• [To do] Take each line of the data that contains the string "text" and copy it.

Entries from a dataset of interfaces:
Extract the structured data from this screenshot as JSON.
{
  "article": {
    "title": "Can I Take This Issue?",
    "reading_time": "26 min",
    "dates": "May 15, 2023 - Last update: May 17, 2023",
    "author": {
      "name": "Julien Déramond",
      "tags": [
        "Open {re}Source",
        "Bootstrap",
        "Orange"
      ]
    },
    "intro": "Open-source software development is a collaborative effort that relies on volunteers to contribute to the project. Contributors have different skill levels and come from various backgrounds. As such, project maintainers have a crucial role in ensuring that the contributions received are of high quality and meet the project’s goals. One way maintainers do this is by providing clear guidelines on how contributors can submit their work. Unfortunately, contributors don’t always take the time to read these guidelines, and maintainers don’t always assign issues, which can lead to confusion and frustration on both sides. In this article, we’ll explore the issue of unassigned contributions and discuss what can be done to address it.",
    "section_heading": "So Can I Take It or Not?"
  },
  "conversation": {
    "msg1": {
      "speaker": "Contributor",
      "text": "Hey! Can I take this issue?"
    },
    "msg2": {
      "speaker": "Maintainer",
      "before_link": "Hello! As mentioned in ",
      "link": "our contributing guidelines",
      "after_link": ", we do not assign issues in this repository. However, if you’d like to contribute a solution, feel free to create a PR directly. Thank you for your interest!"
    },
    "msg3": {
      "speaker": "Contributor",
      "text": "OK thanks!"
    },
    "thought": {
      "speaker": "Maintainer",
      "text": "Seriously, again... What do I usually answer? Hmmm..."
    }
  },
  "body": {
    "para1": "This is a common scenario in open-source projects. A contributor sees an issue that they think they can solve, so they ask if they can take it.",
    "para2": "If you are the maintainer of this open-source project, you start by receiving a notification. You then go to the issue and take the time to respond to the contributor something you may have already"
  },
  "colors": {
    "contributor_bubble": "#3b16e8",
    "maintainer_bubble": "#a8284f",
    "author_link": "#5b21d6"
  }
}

• [Response to this task]
      "text": "Hey! Can I take this issue?"
      "text": "OK thanks!"
      "text": "Seriously, again... What do I usually answer? Hmmm..."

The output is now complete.